** AVAILABLE RECORDS follows **

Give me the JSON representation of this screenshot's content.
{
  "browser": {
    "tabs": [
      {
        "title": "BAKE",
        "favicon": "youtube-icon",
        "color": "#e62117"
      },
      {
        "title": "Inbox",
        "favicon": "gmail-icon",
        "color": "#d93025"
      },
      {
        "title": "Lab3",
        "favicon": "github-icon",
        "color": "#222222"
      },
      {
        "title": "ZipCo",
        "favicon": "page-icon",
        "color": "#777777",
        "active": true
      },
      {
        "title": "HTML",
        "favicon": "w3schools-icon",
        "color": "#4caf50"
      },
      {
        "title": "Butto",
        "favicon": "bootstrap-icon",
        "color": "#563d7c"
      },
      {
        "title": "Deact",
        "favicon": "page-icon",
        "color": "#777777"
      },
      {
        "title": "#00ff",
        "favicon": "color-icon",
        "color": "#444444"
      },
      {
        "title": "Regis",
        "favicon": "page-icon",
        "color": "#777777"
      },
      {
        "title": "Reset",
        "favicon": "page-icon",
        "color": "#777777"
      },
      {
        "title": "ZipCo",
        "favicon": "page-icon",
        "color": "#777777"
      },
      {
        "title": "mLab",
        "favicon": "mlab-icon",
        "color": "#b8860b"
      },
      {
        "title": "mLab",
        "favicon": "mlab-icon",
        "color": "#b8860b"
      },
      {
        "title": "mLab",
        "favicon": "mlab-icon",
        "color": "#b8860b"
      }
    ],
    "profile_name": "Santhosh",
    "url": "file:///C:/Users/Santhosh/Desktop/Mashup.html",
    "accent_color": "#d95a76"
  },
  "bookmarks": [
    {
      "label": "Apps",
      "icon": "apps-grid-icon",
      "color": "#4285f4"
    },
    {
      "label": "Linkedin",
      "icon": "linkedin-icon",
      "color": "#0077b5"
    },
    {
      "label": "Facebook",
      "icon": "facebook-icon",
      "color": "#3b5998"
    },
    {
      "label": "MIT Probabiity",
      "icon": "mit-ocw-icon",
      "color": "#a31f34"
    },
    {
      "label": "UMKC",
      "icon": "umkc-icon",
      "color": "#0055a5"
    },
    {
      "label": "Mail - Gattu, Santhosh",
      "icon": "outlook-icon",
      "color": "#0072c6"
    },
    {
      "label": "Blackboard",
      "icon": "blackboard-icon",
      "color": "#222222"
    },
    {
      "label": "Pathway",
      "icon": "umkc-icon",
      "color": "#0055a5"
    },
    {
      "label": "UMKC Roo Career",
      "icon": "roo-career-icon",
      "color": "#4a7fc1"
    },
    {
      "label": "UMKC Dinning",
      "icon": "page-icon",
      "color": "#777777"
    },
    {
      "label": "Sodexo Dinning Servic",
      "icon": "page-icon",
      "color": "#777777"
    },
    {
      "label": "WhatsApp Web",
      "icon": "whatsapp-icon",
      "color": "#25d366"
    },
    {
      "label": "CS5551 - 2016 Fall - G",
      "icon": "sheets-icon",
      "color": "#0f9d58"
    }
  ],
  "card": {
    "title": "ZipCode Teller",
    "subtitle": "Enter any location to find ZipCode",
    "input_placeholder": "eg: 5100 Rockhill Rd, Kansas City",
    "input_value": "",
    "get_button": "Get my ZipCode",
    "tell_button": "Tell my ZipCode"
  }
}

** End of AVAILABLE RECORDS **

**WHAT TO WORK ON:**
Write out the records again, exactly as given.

**PROBLEM SOLUTION:**
Give me the JSON representation of this screenshot's content.
{
  "browser": {
    "tabs": [
      {
        "title": "BAKE",
        "favicon": "youtube-icon",
        "color": "#e62117"
      },
      {
        "title": "Inbox",
        "favicon": "gmail-icon",
        "color": "#d93025"
      },
      {
        "title": "Lab3",
        "favicon": "github-icon",
        "color": "#222222"
      },
      {
        "title": "ZipCo",
        "favicon": "page-icon",
        "color": "#777777",
        "active": true
      },
      {
        "title": "HTML",
        "favicon": "w3schools-icon",
        "color": "#4caf50"
      },
      {
        "title": "Butto",
        "favicon": "bootstrap-icon",
        "color": "#563d7c"
      },
      {
        "title": "Deact",
        "favicon": "page-icon",
        "color": "#777777"
      },
      {
        "title": "#00ff",
        "favicon": "color-icon",
        "color": "#444444"
      },
      {
        "title": "Regis",
        "favicon": "page-icon",
        "color": "#777777"
      },
      {
        "title": "Reset",
        "favicon": "page-icon",
        "color": "#777777"
      },
      {
        "title": "ZipCo",
        "favicon": "page-icon",
        "color": "#777777"
      },
      {
        "title": "mLab",
        "favicon": "mlab-icon",
        "color": "#b8860b"
      },
      {
        "title": "mLab",
        "favicon": "mlab-icon",
        "color": "#b8860b"
      },
      {
        "title": "mLab",
        "favicon": "mlab-icon",
        "color": "#b8860b"
      }
    ],
    "profile_name": "Santhosh",
    "url": "file:///C:/Users/Santhosh/Desktop/Mashup.html",
    "accent_color": "#d95a76"
  },
  "bookmarks": [
    {
      "label": "Apps",
      "icon": "apps-grid-icon",
      "color": "#4285f4"
    },
    {
      "label": "Linkedin",
      "icon": "linkedin-icon",
      "color": "#0077b5"
    },
    {
      "label": "Facebook",
      "icon": "facebook-icon",
      "color": "#3b5998"
    },
    {
      "label": "MIT Probabiity",
      "icon": "mit-ocw-icon",
      "color": "#a31f34"
    },
    {
      "label": "UMKC",
      "icon": "umkc-icon",
      "color": "#0055a5"
    },
    {
      "label": "Mail - Gattu, Santhosh",
      "icon": "outlook-icon",
      "color": "#0072c6"
    },
    {
      "label": "Blackboard",
      "icon": "blackboard-icon",
      "color": "#222222"
    },
    {
      "label": "Pathway",
      "icon": "umkc-icon",
      "color": "#0055a5"
    },
    {
      "label": "UMKC Roo Career",
      "icon": "roo-career-icon",
      "color": "#4a7fc1"
    },
    {
      "label": "UMKC Dinning",
      "icon": "page-icon",
      "color": "#777777"
    },
    {
      "label": "Sodexo Dinning Servic",
      "icon": "page-icon",
      "color": "#777777"
    },
    {
      "label": "WhatsApp Web",
      "icon": "whatsapp-icon",
      "color": "#25d366"
    },
    {
      "label": "CS5551 - 2016 Fall - G",
      "icon": "sheets-icon",
      "color": "#0f9d58"
    }
  ],
  "card": {
    "title": "ZipCode Teller",
    "subtitle": "Enter any location to find ZipCode",
    "input_placeholder": "eg: 5100 Rockhill Rd, Kansas City",
    "input_value": "",
    "get_button": "Get my ZipCode",
    "tell_button": "Tell my ZipCode"
  }
}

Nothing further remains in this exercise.